### Requirement
Print the records below word for word, but leave out the pictures.

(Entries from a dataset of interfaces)
┏━━

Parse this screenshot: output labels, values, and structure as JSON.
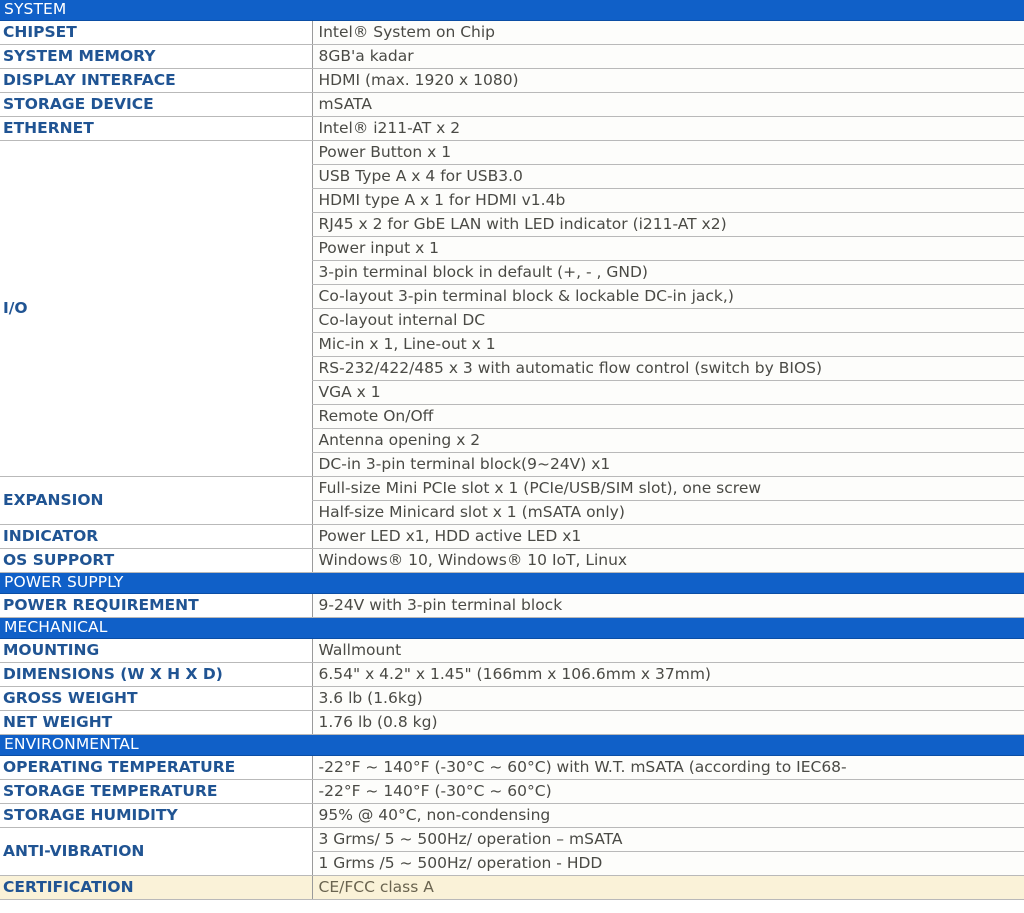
{
  "document": {
    "title": "Product Specification Table",
    "accent_blue": "#1060c8",
    "label_color": "#205493",
    "value_color": "#4a4a45",
    "highlight_cream": "#faf2d8"
  },
  "sections": [
    {
      "name": "system-section",
      "header": "SYSTEM",
      "rows": [
        {
          "label": "CHIPSET",
          "values": [
            "Intel® System on Chip"
          ]
        },
        {
          "label": "SYSTEM MEMORY",
          "values": [
            "8GB'a kadar"
          ]
        },
        {
          "label": "DISPLAY INTERFACE",
          "values": [
            "HDMI (max. 1920 x 1080)"
          ]
        },
        {
          "label": "STORAGE DEVICE",
          "values": [
            "mSATA"
          ]
        },
        {
          "label": "ETHERNET",
          "values": [
            "Intel® i211-AT x 2"
          ]
        },
        {
          "label": "I/O",
          "values": [
            "Power Button x 1",
            "USB Type A x 4 for USB3.0",
            "HDMI type A x 1 for HDMI v1.4b",
            "RJ45 x 2 for GbE LAN with LED indicator (i211-AT x2)",
            "Power input x 1",
            "3-pin terminal block in default (+, - , GND)",
            "Co-layout 3-pin terminal block & lockable DC-in jack,)",
            "Co-layout internal DC",
            "Mic-in x 1, Line-out x 1",
            "RS-232/422/485 x 3 with automatic flow control (switch by BIOS)",
            "VGA x 1",
            "Remote On/Off",
            "Antenna opening x 2",
            "DC-in 3-pin terminal block(9~24V) x1"
          ]
        },
        {
          "label": "EXPANSION",
          "values": [
            "Full-size Mini PCIe slot x 1 (PCIe/USB/SIM slot), one screw",
            "Half-size Minicard slot x 1 (mSATA only)"
          ]
        },
        {
          "label": "INDICATOR",
          "values": [
            "Power LED x1, HDD active LED x1"
          ]
        },
        {
          "label": "OS SUPPORT",
          "values": [
            "Windows® 10, Windows® 10 IoT, Linux"
          ]
        }
      ]
    },
    {
      "name": "power-supply-section",
      "header": "POWER SUPPLY",
      "rows": [
        {
          "label": "POWER REQUIREMENT",
          "values": [
            "9-24V with 3-pin terminal block"
          ]
        }
      ]
    },
    {
      "name": "mechanical-section",
      "header": "MECHANICAL",
      "rows": [
        {
          "label": "MOUNTING",
          "values": [
            "Wallmount"
          ]
        },
        {
          "label": "DIMENSIONS (W X H X D)",
          "values": [
            "6.54\" x 4.2\" x 1.45\" (166mm x 106.6mm x 37mm)"
          ]
        },
        {
          "label": "GROSS WEIGHT",
          "values": [
            "3.6 lb (1.6kg)"
          ]
        },
        {
          "label": "NET WEIGHT",
          "values": [
            "1.76 lb (0.8 kg)"
          ]
        }
      ]
    },
    {
      "name": "environmental-section",
      "header": "ENVIRONMENTAL",
      "rows": [
        {
          "label": "OPERATING TEMPERATURE",
          "values": [
            "-22°F ~ 140°F (-30°C ~ 60°C) with W.T. mSATA (according to IEC68-"
          ]
        },
        {
          "label": "STORAGE TEMPERATURE",
          "values": [
            "-22°F ~ 140°F (-30°C ~ 60°C)"
          ]
        },
        {
          "label": "STORAGE HUMIDITY",
          "values": [
            "95% @ 40°C, non-condensing"
          ]
        },
        {
          "label": "ANTI-VIBRATION",
          "values": [
            "3 Grms/ 5 ~ 500Hz/ operation – mSATA",
            "1 Grms /5 ~ 500Hz/ operation - HDD"
          ]
        },
        {
          "label": "CERTIFICATION",
          "highlight": true,
          "values": [
            "CE/FCC class A"
          ]
        }
      ]
    }
  ]
}
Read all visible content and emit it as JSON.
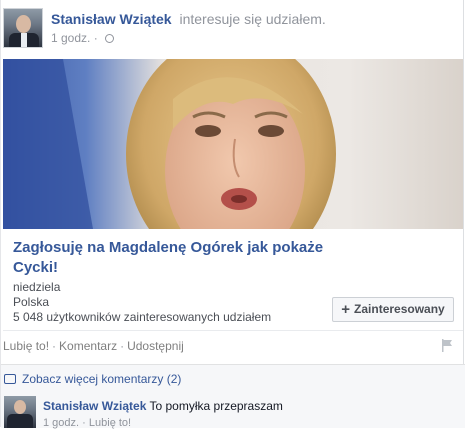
{
  "post": {
    "author": "Stanisław Wziątek",
    "action": "interesuje się udziałem.",
    "time": "1 godz.",
    "separator": "·"
  },
  "event": {
    "title": "Zagłosuję na Magdalenę Ogórek jak pokaże Cycki!",
    "day": "niedziela",
    "location": "Polska",
    "interested": "5 048 użytkowników zainteresowanych udziałem",
    "button_plus": "+",
    "button_label": "Zainteresowany"
  },
  "actions": {
    "like": "Lubię to!",
    "comment": "Komentarz",
    "share": "Udostępnij",
    "sep": "·"
  },
  "comments": {
    "more": "Zobacz więcej komentarzy (2)",
    "items": [
      {
        "author": "Stanisław Wziątek",
        "text": "To pomyłka przepraszam",
        "time": "1 godz.",
        "like": "Lubię to!",
        "sep": "·"
      }
    ]
  },
  "icons": {
    "audience": "globe-icon",
    "report": "flag-icon",
    "comments": "speech-bubble-icon"
  },
  "colors": {
    "link": "#365899",
    "muted": "#90949c",
    "background": "#f6f7f9"
  }
}
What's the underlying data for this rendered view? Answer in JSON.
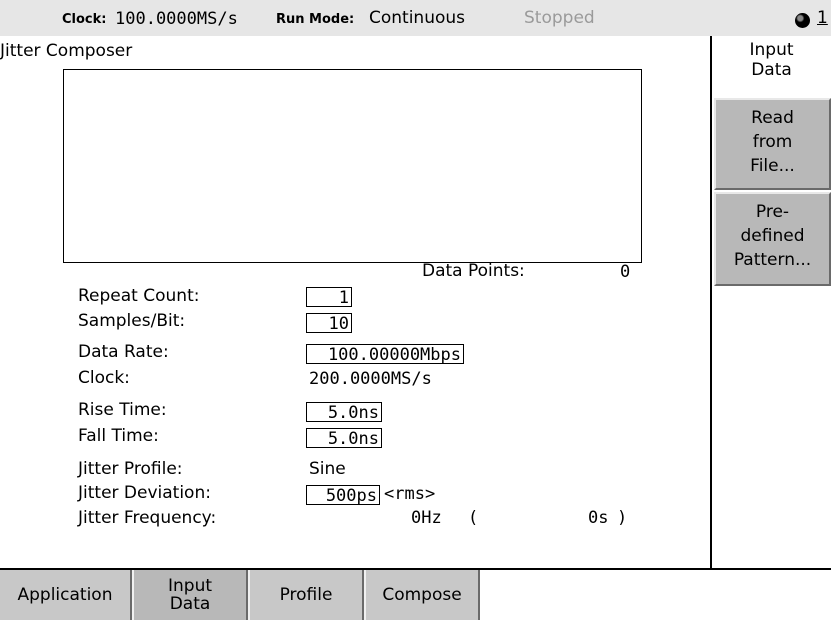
{
  "topbar": {
    "clock_label": "Clock:",
    "clock_value": "100.0000MS/s",
    "run_mode_label": "Run Mode:",
    "run_mode_value": "Continuous",
    "status": "Stopped",
    "page_number": "1",
    "knob_icon": "knob-icon"
  },
  "main": {
    "title": "Jitter Composer",
    "data_points_label": "Data Points:",
    "data_points_value": "0",
    "repeat_count_label": "Repeat Count:",
    "repeat_count_value": "1",
    "samples_per_bit_label": "Samples/Bit:",
    "samples_per_bit_value": "10",
    "data_rate_label": "Data Rate:",
    "data_rate_value": "100.00000Mbps",
    "clock_label": "Clock:",
    "clock_value": "200.0000MS/s",
    "rise_time_label": "Rise Time:",
    "rise_time_value": "5.0ns",
    "fall_time_label": "Fall Time:",
    "fall_time_value": "5.0ns",
    "jitter_profile_label": "Jitter Profile:",
    "jitter_profile_value": "Sine",
    "jitter_deviation_label": "Jitter Deviation:",
    "jitter_deviation_value": "500ps",
    "jitter_deviation_unit": "<rms>",
    "jitter_frequency_label": "Jitter Frequency:",
    "jitter_frequency_value": "0Hz",
    "jitter_frequency_open": "(",
    "jitter_period_value": "0s",
    "jitter_frequency_close": ")"
  },
  "side_panel": {
    "title_line1": "Input",
    "title_line2": "Data",
    "buttons": [
      {
        "lines": [
          "Read",
          "from",
          "File..."
        ]
      },
      {
        "lines": [
          "Pre-",
          "defined",
          "Pattern..."
        ]
      }
    ]
  },
  "bottom_tabs": [
    {
      "label": "Application"
    },
    {
      "label_line1": "Input",
      "label_line2": "Data"
    },
    {
      "label": "Profile"
    },
    {
      "label": "Compose"
    }
  ]
}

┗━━

### Reply to the task
Parse this screenshot: output labels, values, and structure as JSON.
{
  "document": {
    "title": "Product Specification Table",
    "accent_blue": "#1060c8",
    "label_color": "#205493",
    "value_color": "#4a4a45",
    "highlight_cream": "#faf2d8"
  },
  "sections": [
    {
      "name": "system-section",
      "header": "SYSTEM",
      "rows": [
        {
          "label": "CHIPSET",
          "values": [
            "Intel® System on Chip"
          ]
        },
        {
          "label": "SYSTEM MEMORY",
          "values": [
            "8GB'a kadar"
          ]
        },
        {
          "label": "DISPLAY INTERFACE",
          "values": [
            "HDMI (max. 1920 x 1080)"
          ]
        },
        {
          "label": "STORAGE DEVICE",
          "values": [
            "mSATA"
          ]
        },
        {
          "label": "ETHERNET",
          "values": [
            "Intel® i211-AT x 2"
          ]
        },
        {
          "label": "I/O",
          "values": [
            "Power Button x 1",
            "USB Type A x 4 for USB3.0",
            "HDMI type A x 1 for HDMI v1.4b",
            "RJ45 x 2 for GbE LAN with LED indicator (i211-AT x2)",
            "Power input x 1",
            "3-pin terminal block in default (+, - , GND)",
            "Co-layout 3-pin terminal block & lockable DC-in jack,)",
            "Co-layout internal DC",
            "Mic-in x 1, Line-out x 1",
            "RS-232/422/485 x 3 with automatic flow control (switch by BIOS)",
            "VGA x 1",
            "Remote On/Off",
            "Antenna opening x 2",
            "DC-in 3-pin terminal block(9~24V) x1"
          ]
        },
        {
          "label": "EXPANSION",
          "values": [
            "Full-size Mini PCIe slot x 1 (PCIe/USB/SIM slot), one screw",
            "Half-size Minicard slot x 1 (mSATA only)"
          ]
        },
        {
          "label": "INDICATOR",
          "values": [
            "Power LED x1, HDD active LED x1"
          ]
        },
        {
          "label": "OS SUPPORT",
          "values": [
            "Windows® 10, Windows® 10 IoT, Linux"
          ]
        }
      ]
    },
    {
      "name": "power-supply-section",
      "header": "POWER SUPPLY",
      "rows": [
        {
          "label": "POWER REQUIREMENT",
          "values": [
            "9-24V with 3-pin terminal block"
          ]
        }
      ]
    },
    {
      "name": "mechanical-section",
      "header": "MECHANICAL",
      "rows": [
        {
          "label": "MOUNTING",
          "values": [
            "Wallmount"
          ]
        },
        {
          "label": "DIMENSIONS (W X H X D)",
          "values": [
            "6.54\" x 4.2\" x 1.45\" (166mm x 106.6mm x 37mm)"
          ]
        },
        {
          "label": "GROSS WEIGHT",
          "values": [
            "3.6 lb (1.6kg)"
          ]
        },
        {
          "label": "NET WEIGHT",
          "values": [
            "1.76 lb (0.8 kg)"
          ]
        }
      ]
    },
    {
      "name": "environmental-section",
      "header": "ENVIRONMENTAL",
      "rows": [
        {
          "label": "OPERATING TEMPERATURE",
          "values": [
            "-22°F ~ 140°F (-30°C ~ 60°C) with W.T. mSATA (according to IEC68-"
          ]
        },
        {
          "label": "STORAGE TEMPERATURE",
          "values": [
            "-22°F ~ 140°F (-30°C ~ 60°C)"
          ]
        },
        {
          "label": "STORAGE HUMIDITY",
          "values": [
            "95% @ 40°C, non-condensing"
          ]
        },
        {
          "label": "ANTI-VIBRATION",
          "values": [
            "3 Grms/ 5 ~ 500Hz/ operation – mSATA",
            "1 Grms /5 ~ 500Hz/ operation - HDD"
          ]
        },
        {
          "label": "CERTIFICATION",
          "highlight": true,
          "values": [
            "CE/FCC class A"
          ]
        }
      ]
    }
  ]
}
Read all visible content and emit it as JSON.
{
  "post": {
    "author": "Stanisław Wziątek",
    "action": "interesuje się udziałem.",
    "time": "1 godz.",
    "separator": "·"
  },
  "event": {
    "title": "Zagłosuję na Magdalenę Ogórek jak pokaże Cycki!",
    "day": "niedziela",
    "location": "Polska",
    "interested": "5 048 użytkowników zainteresowanych udziałem",
    "button_plus": "+",
    "button_label": "Zainteresowany"
  },
  "actions": {
    "like": "Lubię to!",
    "comment": "Komentarz",
    "share": "Udostępnij",
    "sep": "·"
  },
  "comments": {
    "more": "Zobacz więcej komentarzy (2)",
    "items": [
      {
        "author": "Stanisław Wziątek",
        "text": "To pomyłka przepraszam",
        "time": "1 godz.",
        "like": "Lubię to!",
        "sep": "·"
      }
    ]
  },
  "icons": {
    "audience": "globe-icon",
    "report": "flag-icon",
    "comments": "speech-bubble-icon"
  },
  "colors": {
    "link": "#365899",
    "muted": "#90949c",
    "background": "#f6f7f9"
  }
}
What's the underlying data for this rendered view? Answer in JSON.
{
  "topbar": {
    "clock_label": "Clock:",
    "clock_value": "100.0000MS/s",
    "run_mode_label": "Run Mode:",
    "run_mode_value": "Continuous",
    "status": "Stopped",
    "page_number": "1",
    "knob_icon": "knob-icon"
  },
  "main": {
    "title": "Jitter Composer",
    "data_points_label": "Data Points:",
    "data_points_value": "0",
    "repeat_count_label": "Repeat Count:",
    "repeat_count_value": "1",
    "samples_per_bit_label": "Samples/Bit:",
    "samples_per_bit_value": "10",
    "data_rate_label": "Data Rate:",
    "data_rate_value": "100.00000Mbps",
    "clock_label": "Clock:",
    "clock_value": "200.0000MS/s",
    "rise_time_label": "Rise Time:",
    "rise_time_value": "5.0ns",
    "fall_time_label": "Fall Time:",
    "fall_time_value": "5.0ns",
    "jitter_profile_label": "Jitter Profile:",
    "jitter_profile_value": "Sine",
    "jitter_deviation_label": "Jitter Deviation:",
    "jitter_deviation_value": "500ps",
    "jitter_deviation_unit": "<rms>",
    "jitter_frequency_label": "Jitter Frequency:",
    "jitter_frequency_value": "0Hz",
    "jitter_frequency_open": "(",
    "jitter_period_value": "0s",
    "jitter_frequency_close": ")"
  },
  "side_panel": {
    "title_line1": "Input",
    "title_line2": "Data",
    "buttons": [
      {
        "lines": [
          "Read",
          "from",
          "File..."
        ]
      },
      {
        "lines": [
          "Pre-",
          "defined",
          "Pattern..."
        ]
      }
    ]
  },
  "bottom_tabs": [
    {
      "label": "Application"
    },
    {
      "label_line1": "Input",
      "label_line2": "Data"
    },
    {
      "label": "Profile"
    },
    {
      "label": "Compose"
    }
  ]
}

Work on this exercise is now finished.